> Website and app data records

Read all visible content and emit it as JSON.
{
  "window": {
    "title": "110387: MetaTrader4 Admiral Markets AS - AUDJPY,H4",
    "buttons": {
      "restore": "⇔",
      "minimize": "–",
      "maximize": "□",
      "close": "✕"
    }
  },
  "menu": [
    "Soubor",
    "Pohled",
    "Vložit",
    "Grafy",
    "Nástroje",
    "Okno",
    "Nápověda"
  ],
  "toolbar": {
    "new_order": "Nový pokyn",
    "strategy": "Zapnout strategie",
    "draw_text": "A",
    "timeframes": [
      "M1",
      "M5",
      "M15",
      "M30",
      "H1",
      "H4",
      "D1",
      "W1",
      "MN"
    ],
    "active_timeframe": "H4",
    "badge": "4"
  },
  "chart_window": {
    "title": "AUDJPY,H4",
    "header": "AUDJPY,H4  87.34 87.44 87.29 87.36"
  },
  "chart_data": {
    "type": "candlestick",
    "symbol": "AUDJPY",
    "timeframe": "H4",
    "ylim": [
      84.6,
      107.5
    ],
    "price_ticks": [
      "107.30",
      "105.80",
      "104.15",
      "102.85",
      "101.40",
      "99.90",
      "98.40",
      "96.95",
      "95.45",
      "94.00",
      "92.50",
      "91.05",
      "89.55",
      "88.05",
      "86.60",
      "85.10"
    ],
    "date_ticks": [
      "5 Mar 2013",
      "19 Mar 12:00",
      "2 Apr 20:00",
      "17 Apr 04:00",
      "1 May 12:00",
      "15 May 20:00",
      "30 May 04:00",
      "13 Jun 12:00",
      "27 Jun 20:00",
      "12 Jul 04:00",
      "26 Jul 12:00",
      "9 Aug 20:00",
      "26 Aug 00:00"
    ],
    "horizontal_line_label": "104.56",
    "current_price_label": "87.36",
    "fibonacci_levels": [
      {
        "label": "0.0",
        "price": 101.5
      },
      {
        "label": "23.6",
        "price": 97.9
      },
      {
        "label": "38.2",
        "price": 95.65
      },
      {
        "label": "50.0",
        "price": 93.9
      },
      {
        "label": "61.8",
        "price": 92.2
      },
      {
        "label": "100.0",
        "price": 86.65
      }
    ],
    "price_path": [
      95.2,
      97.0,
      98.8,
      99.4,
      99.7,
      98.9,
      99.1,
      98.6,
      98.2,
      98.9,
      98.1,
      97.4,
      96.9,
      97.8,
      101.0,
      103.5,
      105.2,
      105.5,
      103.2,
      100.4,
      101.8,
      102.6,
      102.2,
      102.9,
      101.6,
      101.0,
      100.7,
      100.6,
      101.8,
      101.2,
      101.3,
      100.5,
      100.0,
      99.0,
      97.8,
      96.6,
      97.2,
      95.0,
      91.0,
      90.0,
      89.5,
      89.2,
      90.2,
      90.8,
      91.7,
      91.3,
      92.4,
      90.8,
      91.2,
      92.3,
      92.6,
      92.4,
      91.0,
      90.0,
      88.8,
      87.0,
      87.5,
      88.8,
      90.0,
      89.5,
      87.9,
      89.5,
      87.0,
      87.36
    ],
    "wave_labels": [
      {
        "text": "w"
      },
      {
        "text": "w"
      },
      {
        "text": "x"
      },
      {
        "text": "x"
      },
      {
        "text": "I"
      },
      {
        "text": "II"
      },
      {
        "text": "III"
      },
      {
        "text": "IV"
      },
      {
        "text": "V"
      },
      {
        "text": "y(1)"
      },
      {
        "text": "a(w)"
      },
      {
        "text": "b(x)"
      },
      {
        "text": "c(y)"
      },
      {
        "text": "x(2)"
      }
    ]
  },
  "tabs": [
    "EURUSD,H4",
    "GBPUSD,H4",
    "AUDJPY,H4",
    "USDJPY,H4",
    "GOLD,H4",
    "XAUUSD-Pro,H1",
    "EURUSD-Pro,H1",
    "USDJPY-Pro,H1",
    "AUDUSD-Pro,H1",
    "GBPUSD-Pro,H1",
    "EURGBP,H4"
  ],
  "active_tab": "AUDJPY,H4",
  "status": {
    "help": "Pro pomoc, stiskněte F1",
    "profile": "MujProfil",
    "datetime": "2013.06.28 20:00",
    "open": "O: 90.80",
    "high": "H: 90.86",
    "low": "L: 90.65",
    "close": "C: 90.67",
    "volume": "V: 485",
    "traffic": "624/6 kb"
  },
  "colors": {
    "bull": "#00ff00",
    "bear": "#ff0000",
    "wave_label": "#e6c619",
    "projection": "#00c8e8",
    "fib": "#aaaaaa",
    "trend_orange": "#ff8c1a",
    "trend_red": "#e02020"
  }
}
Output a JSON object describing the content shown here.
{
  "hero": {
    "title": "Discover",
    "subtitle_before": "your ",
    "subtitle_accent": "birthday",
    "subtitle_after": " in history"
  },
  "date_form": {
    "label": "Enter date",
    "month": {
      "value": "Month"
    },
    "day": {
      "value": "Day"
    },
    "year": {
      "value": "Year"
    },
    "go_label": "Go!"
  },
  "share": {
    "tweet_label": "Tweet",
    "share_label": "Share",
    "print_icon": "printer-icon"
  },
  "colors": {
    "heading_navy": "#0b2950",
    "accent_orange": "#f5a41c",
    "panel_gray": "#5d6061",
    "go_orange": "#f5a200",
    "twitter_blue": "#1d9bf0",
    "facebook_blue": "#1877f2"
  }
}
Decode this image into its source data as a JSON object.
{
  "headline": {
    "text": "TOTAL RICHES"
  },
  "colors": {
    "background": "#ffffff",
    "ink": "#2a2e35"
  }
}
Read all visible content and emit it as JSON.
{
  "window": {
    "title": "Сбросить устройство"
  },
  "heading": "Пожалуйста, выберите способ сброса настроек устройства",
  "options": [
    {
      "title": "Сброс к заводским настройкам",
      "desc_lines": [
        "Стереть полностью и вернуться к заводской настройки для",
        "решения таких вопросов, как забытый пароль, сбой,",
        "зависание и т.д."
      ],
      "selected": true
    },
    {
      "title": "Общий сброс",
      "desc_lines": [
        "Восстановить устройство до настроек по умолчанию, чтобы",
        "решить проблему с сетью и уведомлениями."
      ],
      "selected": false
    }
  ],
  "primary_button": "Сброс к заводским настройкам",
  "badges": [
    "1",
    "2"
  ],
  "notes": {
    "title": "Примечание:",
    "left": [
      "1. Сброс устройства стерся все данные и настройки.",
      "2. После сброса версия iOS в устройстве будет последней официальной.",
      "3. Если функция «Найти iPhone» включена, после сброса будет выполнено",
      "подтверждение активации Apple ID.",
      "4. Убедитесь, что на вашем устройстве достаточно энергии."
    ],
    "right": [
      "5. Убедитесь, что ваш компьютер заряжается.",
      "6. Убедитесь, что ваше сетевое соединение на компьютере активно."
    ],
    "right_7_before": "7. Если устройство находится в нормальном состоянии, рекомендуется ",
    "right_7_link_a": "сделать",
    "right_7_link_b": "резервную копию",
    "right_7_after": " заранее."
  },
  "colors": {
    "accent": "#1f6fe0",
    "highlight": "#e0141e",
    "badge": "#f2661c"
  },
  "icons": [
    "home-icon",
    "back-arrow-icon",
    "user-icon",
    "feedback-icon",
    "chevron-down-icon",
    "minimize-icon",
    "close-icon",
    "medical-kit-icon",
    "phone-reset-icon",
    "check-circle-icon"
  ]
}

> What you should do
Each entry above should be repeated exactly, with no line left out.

> Reply to the exercise
Read all visible content and emit it as JSON.
{
  "window": {
    "title": "110387: MetaTrader4 Admiral Markets AS - AUDJPY,H4",
    "buttons": {
      "restore": "⇔",
      "minimize": "–",
      "maximize": "□",
      "close": "✕"
    }
  },
  "menu": [
    "Soubor",
    "Pohled",
    "Vložit",
    "Grafy",
    "Nástroje",
    "Okno",
    "Nápověda"
  ],
  "toolbar": {
    "new_order": "Nový pokyn",
    "strategy": "Zapnout strategie",
    "draw_text": "A",
    "timeframes": [
      "M1",
      "M5",
      "M15",
      "M30",
      "H1",
      "H4",
      "D1",
      "W1",
      "MN"
    ],
    "active_timeframe": "H4",
    "badge": "4"
  },
  "chart_window": {
    "title": "AUDJPY,H4",
    "header": "AUDJPY,H4  87.34 87.44 87.29 87.36"
  },
  "chart_data": {
    "type": "candlestick",
    "symbol": "AUDJPY",
    "timeframe": "H4",
    "ylim": [
      84.6,
      107.5
    ],
    "price_ticks": [
      "107.30",
      "105.80",
      "104.15",
      "102.85",
      "101.40",
      "99.90",
      "98.40",
      "96.95",
      "95.45",
      "94.00",
      "92.50",
      "91.05",
      "89.55",
      "88.05",
      "86.60",
      "85.10"
    ],
    "date_ticks": [
      "5 Mar 2013",
      "19 Mar 12:00",
      "2 Apr 20:00",
      "17 Apr 04:00",
      "1 May 12:00",
      "15 May 20:00",
      "30 May 04:00",
      "13 Jun 12:00",
      "27 Jun 20:00",
      "12 Jul 04:00",
      "26 Jul 12:00",
      "9 Aug 20:00",
      "26 Aug 00:00"
    ],
    "horizontal_line_label": "104.56",
    "current_price_label": "87.36",
    "fibonacci_levels": [
      {
        "label": "0.0",
        "price": 101.5
      },
      {
        "label": "23.6",
        "price": 97.9
      },
      {
        "label": "38.2",
        "price": 95.65
      },
      {
        "label": "50.0",
        "price": 93.9
      },
      {
        "label": "61.8",
        "price": 92.2
      },
      {
        "label": "100.0",
        "price": 86.65
      }
    ],
    "price_path": [
      95.2,
      97.0,
      98.8,
      99.4,
      99.7,
      98.9,
      99.1,
      98.6,
      98.2,
      98.9,
      98.1,
      97.4,
      96.9,
      97.8,
      101.0,
      103.5,
      105.2,
      105.5,
      103.2,
      100.4,
      101.8,
      102.6,
      102.2,
      102.9,
      101.6,
      101.0,
      100.7,
      100.6,
      101.8,
      101.2,
      101.3,
      100.5,
      100.0,
      99.0,
      97.8,
      96.6,
      97.2,
      95.0,
      91.0,
      90.0,
      89.5,
      89.2,
      90.2,
      90.8,
      91.7,
      91.3,
      92.4,
      90.8,
      91.2,
      92.3,
      92.6,
      92.4,
      91.0,
      90.0,
      88.8,
      87.0,
      87.5,
      88.8,
      90.0,
      89.5,
      87.9,
      89.5,
      87.0,
      87.36
    ],
    "wave_labels": [
      {
        "text": "w"
      },
      {
        "text": "w"
      },
      {
        "text": "x"
      },
      {
        "text": "x"
      },
      {
        "text": "I"
      },
      {
        "text": "II"
      },
      {
        "text": "III"
      },
      {
        "text": "IV"
      },
      {
        "text": "V"
      },
      {
        "text": "y(1)"
      },
      {
        "text": "a(w)"
      },
      {
        "text": "b(x)"
      },
      {
        "text": "c(y)"
      },
      {
        "text": "x(2)"
      }
    ]
  },
  "tabs": [
    "EURUSD,H4",
    "GBPUSD,H4",
    "AUDJPY,H4",
    "USDJPY,H4",
    "GOLD,H4",
    "XAUUSD-Pro,H1",
    "EURUSD-Pro,H1",
    "USDJPY-Pro,H1",
    "AUDUSD-Pro,H1",
    "GBPUSD-Pro,H1",
    "EURGBP,H4"
  ],
  "active_tab": "AUDJPY,H4",
  "status": {
    "help": "Pro pomoc, stiskněte F1",
    "profile": "MujProfil",
    "datetime": "2013.06.28 20:00",
    "open": "O: 90.80",
    "high": "H: 90.86",
    "low": "L: 90.65",
    "close": "C: 90.67",
    "volume": "V: 485",
    "traffic": "624/6 kb"
  },
  "colors": {
    "bull": "#00ff00",
    "bear": "#ff0000",
    "wave_label": "#e6c619",
    "projection": "#00c8e8",
    "fib": "#aaaaaa",
    "trend_orange": "#ff8c1a",
    "trend_red": "#e02020"
  }
}
Output a JSON object describing the content shown here.
{
  "hero": {
    "title": "Discover",
    "subtitle_before": "your ",
    "subtitle_accent": "birthday",
    "subtitle_after": " in history"
  },
  "date_form": {
    "label": "Enter date",
    "month": {
      "value": "Month"
    },
    "day": {
      "value": "Day"
    },
    "year": {
      "value": "Year"
    },
    "go_label": "Go!"
  },
  "share": {
    "tweet_label": "Tweet",
    "share_label": "Share",
    "print_icon": "printer-icon"
  },
  "colors": {
    "heading_navy": "#0b2950",
    "accent_orange": "#f5a41c",
    "panel_gray": "#5d6061",
    "go_orange": "#f5a200",
    "twitter_blue": "#1d9bf0",
    "facebook_blue": "#1877f2"
  }
}
Decode this image into its source data as a JSON object.
{
  "headline": {
    "text": "TOTAL RICHES"
  },
  "colors": {
    "background": "#ffffff",
    "ink": "#2a2e35"
  }
}
Read all visible content and emit it as JSON.
{
  "window": {
    "title": "Сбросить устройство"
  },
  "heading": "Пожалуйста, выберите способ сброса настроек устройства",
  "options": [
    {
      "title": "Сброс к заводским настройкам",
      "desc_lines": [
        "Стереть полностью и вернуться к заводской настройки для",
        "решения таких вопросов, как забытый пароль, сбой,",
        "зависание и т.д."
      ],
      "selected": true
    },
    {
      "title": "Общий сброс",
      "desc_lines": [
        "Восстановить устройство до настроек по умолчанию, чтобы",
        "решить проблему с сетью и уведомлениями."
      ],
      "selected": false
    }
  ],
  "primary_button": "Сброс к заводским настройкам",
  "badges": [
    "1",
    "2"
  ],
  "notes": {
    "title": "Примечание:",
    "left": [
      "1. Сброс устройства стерся все данные и настройки.",
      "2. После сброса версия iOS в устройстве будет последней официальной.",
      "3. Если функция «Найти iPhone» включена, после сброса будет выполнено",
      "подтверждение активации Apple ID.",
      "4. Убедитесь, что на вашем устройстве достаточно энергии."
    ],
    "right": [
      "5. Убедитесь, что ваш компьютер заряжается.",
      "6. Убедитесь, что ваше сетевое соединение на компьютере активно."
    ],
    "right_7_before": "7. Если устройство находится в нормальном состоянии, рекомендуется ",
    "right_7_link_a": "сделать",
    "right_7_link_b": "резервную копию",
    "right_7_after": " заранее."
  },
  "colors": {
    "accent": "#1f6fe0",
    "highlight": "#e0141e",
    "badge": "#f2661c"
  },
  "icons": [
    "home-icon",
    "back-arrow-icon",
    "user-icon",
    "feedback-icon",
    "chevron-down-icon",
    "minimize-icon",
    "close-icon",
    "medical-kit-icon",
    "phone-reset-icon",
    "check-circle-icon"
  ]
}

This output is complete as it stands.